OLDSMAR – Al Nicoli has been coaching and playing ice hockey for 48 years. From the frozen ponds of Canada, he has made his way here to be the hockey director at the Tampa Bay Skating Academy.
But he still looks as tough as he did as a player back in college in Canada. That’s as far as his playing career went.
Ice hockey is an interesting sport. You have people who score, people who defend, people who defend their friends and throw punches whenever necessary. Winning is big – being a wimp is not.
Nicoli was a defenseman and while he never made it as a professional, he still plays in two leagues at the TBSA. He doesn’t break his fists on guys faces anymore, but back in the day, he was known as a tough guy. Nobody skated with their head down when Nicoli was on the ice wearing a different colored uniform.
“We didn’t wear helmets when I played,” Nicoli said after refereeing a game at the TBSA on a recent Sunday. “We took care of our own. We were tougher back when I played. Anytime anything needed to be taken care of, they looked at me.”
“I took care of it. I didn’t win all of my fights, but I never got beaten up. I got it done, let’s say that.”
Nicoli had talent. He was able to play college and knew he wasn’t going any further. When asked why he never went professional and what he lacked, he was simple and to the point.

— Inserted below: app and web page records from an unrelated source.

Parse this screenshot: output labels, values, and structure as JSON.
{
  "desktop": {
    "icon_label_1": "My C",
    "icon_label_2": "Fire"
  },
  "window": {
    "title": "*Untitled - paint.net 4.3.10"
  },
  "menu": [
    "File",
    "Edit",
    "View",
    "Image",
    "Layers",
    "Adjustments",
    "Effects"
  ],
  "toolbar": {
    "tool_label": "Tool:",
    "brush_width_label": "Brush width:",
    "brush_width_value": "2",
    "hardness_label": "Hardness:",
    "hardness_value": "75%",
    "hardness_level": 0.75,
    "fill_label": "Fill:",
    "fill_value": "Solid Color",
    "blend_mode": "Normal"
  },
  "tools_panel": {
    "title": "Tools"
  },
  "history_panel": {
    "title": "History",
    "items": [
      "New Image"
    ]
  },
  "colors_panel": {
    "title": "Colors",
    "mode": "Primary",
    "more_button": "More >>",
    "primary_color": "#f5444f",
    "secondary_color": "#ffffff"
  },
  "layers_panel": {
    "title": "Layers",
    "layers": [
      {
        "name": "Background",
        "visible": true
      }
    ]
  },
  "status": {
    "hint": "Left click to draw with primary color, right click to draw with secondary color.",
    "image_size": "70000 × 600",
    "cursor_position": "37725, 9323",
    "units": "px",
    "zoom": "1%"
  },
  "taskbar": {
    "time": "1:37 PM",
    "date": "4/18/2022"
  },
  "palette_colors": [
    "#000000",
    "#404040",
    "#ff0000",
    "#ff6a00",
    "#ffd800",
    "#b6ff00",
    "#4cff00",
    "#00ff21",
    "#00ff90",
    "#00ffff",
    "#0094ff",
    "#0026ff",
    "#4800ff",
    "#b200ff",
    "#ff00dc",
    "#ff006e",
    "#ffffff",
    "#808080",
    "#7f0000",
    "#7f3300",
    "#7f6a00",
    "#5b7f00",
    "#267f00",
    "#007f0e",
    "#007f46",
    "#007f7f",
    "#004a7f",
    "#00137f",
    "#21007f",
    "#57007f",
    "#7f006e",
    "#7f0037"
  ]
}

“I didn’t have skill,” he said. “That’s what was missing.”
Today, Nicoli remains an avid fan of the National Hockey League. He grew up worshiping the Toronto Maple Leafs as well as Bobby Orr of the Boston Bruins. Orr – a defenseman who was fast enough to score – changed the game in ways that few athletes in any sport ever have. That’s who Nicoli wanted to be, unless the Bruins were playing his Maple Leafs. Nicoli celebrated at Maple Leaf Gardens when Toronto won its last Stanley Cup way back in 1967.
Since then, he got into coaching. In 2003, he had an opportunity to move to Florida. He had family in Largo and hockey was just starting to gain a foothold in West Florida. He left the frozen lakes for the Sunshine State and never has any regrets.

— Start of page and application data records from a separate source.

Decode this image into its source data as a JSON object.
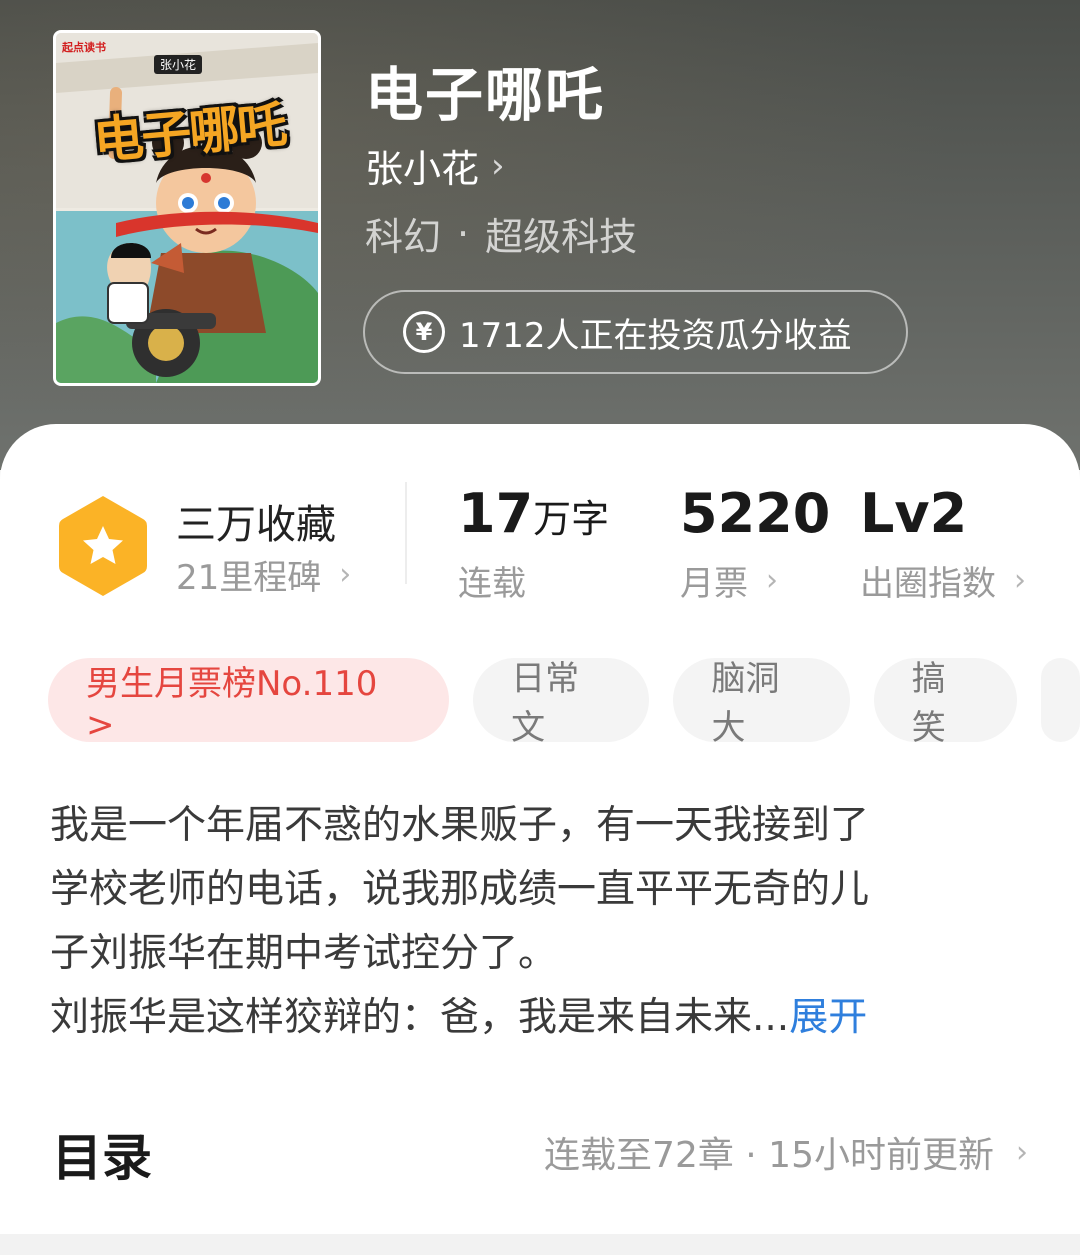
{
  "header": {
    "cover": {
      "brand": "起点读书",
      "author_badge": "张小花",
      "title_art": "电子哪吒"
    },
    "title": "电子哪吒",
    "author": "张小花",
    "author_chevron": "›",
    "genre": "科幻",
    "genre_separator": "·",
    "subgenre": "超级科技",
    "invest_icon": "yen-coin-icon",
    "invest_text": "1712人正在投资瓜分收益"
  },
  "stats": {
    "collection": {
      "label": "三万收藏",
      "sub": "21里程碑",
      "icon": "star-hexagon-badge-icon",
      "badge_color": "#fbb326"
    },
    "words": {
      "value": "17",
      "unit": "万字",
      "sub": "连载"
    },
    "monthly_votes": {
      "value": "5220",
      "sub": "月票"
    },
    "influence": {
      "value": "Lv2",
      "sub": "出圈指数"
    },
    "chevron": "›"
  },
  "tags": {
    "rank": "男生月票榜No.110 >",
    "items": [
      "日常文",
      "脑洞大",
      "搞笑"
    ]
  },
  "synopsis": {
    "lines": [
      "我是一个年届不惑的水果贩子，有一天我接到了",
      "学校老师的电话，说我那成绩一直平平无奇的儿",
      "子刘振华在期中考试控分了。",
      "刘振华是这样狡辩的：爸，我是来自未来..."
    ],
    "expand_label": "展开"
  },
  "toc": {
    "title": "目录",
    "meta": "连载至72章 · 15小时前更新",
    "chevron": "›"
  },
  "colors": {
    "accent_red": "#e5463f",
    "link_blue": "#2f7fdd",
    "badge_orange": "#fbb326"
  }
}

He’s been a referee for 28 years now and also coordinates the kids programs and other leagues. He is one of the most recognizable figures at the TBSA.
One thing, though. No one from the state of Florida has ever reached the NHL. Nicoli thinks he knows why and he’d like the first to come from the TBSA.

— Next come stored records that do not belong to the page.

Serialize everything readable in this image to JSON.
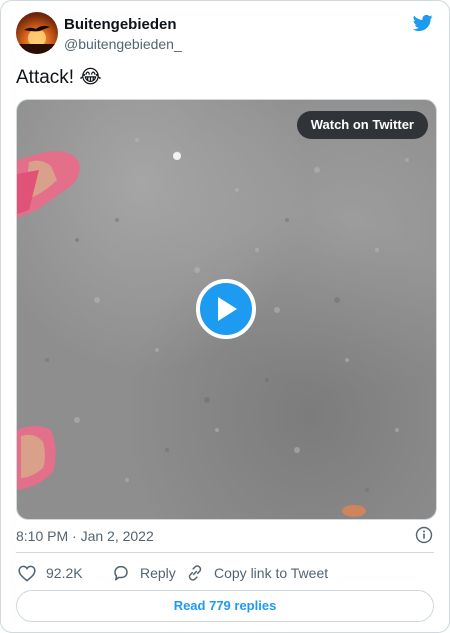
{
  "author": {
    "name": "Buitengebieden",
    "handle": "@buitengebieden_",
    "avatar_icon": "sunset-bird-avatar"
  },
  "brand_icon": "twitter-bird-icon",
  "tweet": {
    "text": "Attack!",
    "emoji": "😂"
  },
  "media": {
    "type": "video",
    "watch_label": "Watch on Twitter",
    "play_icon": "play-icon"
  },
  "timestamp": "8:10 PM · Jan 2, 2022",
  "info_icon": "info-icon",
  "actions": {
    "likes": "92.2K",
    "reply_label": "Reply",
    "copy_label": "Copy link to Tweet"
  },
  "read_replies_label": "Read 779 replies",
  "colors": {
    "accent": "#1d9bf0",
    "text": "#0f1419",
    "secondary": "#536471",
    "border": "#cfd9de"
  }
}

“There needs to be more intensity in the game in Florida,” Nicoli said. “It costs a lot to play hockey, so that is a problem. The biggest problem in Florida, and everywhere, is that kids just don’t want to do anything except stay at home and play with video games and watch television. Kids don’t go outside like we used to. When I was learning hockey, we weren’t allowed to go inside. Kids just aren’t as involved anymore. But we have talent here. Someone is going to make it.’’